# [Problem to work on]
Whenever a line below includes the string "dome", show it.

Element data from apps and pages

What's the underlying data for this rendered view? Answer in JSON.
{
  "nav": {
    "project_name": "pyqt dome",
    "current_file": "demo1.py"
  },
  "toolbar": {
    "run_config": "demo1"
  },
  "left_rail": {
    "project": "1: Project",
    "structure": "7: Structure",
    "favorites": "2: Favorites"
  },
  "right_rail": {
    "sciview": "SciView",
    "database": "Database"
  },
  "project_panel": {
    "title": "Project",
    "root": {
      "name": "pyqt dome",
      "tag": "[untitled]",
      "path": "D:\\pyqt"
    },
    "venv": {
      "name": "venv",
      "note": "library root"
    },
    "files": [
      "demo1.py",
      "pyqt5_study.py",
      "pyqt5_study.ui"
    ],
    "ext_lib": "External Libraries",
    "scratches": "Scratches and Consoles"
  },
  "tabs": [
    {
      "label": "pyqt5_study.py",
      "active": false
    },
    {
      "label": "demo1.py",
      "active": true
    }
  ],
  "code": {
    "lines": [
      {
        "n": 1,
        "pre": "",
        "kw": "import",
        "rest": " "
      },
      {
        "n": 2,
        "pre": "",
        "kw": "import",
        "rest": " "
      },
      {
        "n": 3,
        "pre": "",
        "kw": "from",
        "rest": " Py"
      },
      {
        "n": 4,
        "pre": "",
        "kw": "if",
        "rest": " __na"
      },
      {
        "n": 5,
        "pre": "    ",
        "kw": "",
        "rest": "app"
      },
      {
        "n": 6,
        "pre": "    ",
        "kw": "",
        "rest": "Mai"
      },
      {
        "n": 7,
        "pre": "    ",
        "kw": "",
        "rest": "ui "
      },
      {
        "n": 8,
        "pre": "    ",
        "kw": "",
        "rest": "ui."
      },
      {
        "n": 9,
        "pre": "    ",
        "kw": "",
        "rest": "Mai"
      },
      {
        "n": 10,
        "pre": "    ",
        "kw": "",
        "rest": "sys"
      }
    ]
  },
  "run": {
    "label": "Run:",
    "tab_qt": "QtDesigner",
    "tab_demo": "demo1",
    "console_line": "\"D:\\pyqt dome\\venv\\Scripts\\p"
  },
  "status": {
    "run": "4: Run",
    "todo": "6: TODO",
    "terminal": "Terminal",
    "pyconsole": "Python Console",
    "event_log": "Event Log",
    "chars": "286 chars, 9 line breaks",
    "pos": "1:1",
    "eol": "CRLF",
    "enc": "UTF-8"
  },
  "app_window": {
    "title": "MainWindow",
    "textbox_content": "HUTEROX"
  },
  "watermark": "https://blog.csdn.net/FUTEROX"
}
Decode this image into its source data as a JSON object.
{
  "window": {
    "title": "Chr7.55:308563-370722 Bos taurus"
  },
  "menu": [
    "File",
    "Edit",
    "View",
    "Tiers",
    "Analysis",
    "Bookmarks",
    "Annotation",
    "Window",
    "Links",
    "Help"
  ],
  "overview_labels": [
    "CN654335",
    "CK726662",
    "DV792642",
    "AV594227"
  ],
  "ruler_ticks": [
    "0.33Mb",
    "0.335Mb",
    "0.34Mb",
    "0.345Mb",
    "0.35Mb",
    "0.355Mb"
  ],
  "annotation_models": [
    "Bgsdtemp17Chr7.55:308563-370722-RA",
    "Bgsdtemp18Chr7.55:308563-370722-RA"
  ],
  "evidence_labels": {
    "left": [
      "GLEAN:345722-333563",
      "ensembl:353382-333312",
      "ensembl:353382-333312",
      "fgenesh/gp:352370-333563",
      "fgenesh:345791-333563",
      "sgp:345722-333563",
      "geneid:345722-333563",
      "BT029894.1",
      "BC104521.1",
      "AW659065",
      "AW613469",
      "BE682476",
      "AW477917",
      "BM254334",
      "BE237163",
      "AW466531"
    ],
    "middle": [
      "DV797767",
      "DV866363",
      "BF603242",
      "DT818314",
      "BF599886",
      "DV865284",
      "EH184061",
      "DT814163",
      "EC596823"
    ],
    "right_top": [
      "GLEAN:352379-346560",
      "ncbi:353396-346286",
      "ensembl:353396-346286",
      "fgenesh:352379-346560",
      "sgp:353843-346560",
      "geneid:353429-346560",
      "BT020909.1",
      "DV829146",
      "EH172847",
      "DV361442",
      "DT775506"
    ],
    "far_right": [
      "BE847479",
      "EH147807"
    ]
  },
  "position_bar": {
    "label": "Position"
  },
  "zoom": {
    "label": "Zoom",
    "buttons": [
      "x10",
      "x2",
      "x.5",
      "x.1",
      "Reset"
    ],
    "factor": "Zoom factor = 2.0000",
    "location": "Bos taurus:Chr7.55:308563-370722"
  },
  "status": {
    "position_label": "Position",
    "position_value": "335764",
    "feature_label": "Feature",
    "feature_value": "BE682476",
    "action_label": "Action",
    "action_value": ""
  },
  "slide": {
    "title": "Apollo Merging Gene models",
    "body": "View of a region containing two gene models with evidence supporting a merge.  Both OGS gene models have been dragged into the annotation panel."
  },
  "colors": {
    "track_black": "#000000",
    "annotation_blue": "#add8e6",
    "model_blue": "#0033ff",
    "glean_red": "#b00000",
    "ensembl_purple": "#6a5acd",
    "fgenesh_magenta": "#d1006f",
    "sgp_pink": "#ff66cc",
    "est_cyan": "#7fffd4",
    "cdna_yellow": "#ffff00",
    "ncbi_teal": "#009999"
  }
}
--
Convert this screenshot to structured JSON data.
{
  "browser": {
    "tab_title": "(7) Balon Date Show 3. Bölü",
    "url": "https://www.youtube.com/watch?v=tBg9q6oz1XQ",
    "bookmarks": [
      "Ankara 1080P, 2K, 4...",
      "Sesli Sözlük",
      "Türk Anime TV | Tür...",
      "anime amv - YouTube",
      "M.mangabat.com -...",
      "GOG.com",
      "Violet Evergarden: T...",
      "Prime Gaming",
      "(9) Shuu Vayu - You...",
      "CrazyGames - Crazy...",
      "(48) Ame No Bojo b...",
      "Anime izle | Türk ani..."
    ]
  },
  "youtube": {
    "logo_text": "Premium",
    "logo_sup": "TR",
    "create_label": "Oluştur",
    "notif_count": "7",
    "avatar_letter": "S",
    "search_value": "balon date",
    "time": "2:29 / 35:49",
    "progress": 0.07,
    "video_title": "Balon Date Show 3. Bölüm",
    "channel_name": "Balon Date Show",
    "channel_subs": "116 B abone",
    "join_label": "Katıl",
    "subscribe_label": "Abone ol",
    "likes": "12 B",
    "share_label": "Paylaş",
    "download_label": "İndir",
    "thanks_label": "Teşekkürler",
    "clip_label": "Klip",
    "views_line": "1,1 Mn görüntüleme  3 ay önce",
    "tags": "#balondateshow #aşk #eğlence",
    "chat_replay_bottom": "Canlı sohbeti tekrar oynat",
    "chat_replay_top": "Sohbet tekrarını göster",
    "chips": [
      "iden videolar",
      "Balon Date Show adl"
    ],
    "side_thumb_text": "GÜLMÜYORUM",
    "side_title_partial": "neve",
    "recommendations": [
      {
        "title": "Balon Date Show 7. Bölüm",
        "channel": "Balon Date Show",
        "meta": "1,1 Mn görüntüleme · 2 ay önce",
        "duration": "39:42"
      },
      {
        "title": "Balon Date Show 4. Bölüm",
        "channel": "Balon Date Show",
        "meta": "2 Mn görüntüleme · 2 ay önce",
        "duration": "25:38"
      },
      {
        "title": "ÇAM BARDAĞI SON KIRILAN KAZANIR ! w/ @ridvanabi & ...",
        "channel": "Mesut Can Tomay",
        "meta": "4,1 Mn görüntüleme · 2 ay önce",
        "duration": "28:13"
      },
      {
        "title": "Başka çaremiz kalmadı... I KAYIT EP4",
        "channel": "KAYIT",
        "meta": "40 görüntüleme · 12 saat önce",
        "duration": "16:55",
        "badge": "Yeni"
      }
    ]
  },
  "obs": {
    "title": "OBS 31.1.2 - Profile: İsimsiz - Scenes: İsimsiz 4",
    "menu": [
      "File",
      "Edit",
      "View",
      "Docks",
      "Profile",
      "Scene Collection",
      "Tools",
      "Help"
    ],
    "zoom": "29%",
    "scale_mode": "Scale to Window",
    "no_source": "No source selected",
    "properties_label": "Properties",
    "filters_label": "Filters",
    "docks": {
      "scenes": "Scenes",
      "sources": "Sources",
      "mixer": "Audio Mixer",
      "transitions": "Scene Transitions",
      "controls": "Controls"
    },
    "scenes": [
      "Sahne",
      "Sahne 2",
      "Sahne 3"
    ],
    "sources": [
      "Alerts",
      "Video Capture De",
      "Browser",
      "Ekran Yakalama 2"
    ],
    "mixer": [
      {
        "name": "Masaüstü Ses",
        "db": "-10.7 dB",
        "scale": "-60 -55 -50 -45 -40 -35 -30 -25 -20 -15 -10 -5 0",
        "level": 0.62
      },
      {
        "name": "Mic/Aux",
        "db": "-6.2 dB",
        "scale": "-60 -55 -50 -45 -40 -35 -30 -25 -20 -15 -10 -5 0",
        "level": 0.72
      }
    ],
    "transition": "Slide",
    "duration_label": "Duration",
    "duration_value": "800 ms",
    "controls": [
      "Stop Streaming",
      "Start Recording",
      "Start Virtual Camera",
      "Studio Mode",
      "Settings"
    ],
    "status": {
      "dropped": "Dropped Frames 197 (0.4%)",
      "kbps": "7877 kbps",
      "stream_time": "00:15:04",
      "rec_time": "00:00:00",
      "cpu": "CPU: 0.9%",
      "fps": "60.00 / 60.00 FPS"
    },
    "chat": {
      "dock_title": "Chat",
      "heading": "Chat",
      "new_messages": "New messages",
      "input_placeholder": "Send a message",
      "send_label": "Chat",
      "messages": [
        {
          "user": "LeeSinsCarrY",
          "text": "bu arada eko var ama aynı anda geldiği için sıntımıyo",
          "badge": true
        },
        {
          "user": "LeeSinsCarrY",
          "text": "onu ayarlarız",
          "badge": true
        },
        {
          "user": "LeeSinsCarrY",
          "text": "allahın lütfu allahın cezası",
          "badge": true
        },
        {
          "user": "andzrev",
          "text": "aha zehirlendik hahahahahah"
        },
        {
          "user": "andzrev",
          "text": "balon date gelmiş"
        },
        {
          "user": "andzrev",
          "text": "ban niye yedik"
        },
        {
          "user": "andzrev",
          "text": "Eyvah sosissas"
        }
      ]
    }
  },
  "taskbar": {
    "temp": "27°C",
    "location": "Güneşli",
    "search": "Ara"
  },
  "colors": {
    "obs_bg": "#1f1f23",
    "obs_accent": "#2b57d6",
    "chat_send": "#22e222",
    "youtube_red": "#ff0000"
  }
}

# [Output below]
    "project_name": "pyqt dome",
      "name": "pyqt dome",
    "console_line": "\"D:\\pyqt dome\\venv\\Scripts\\p"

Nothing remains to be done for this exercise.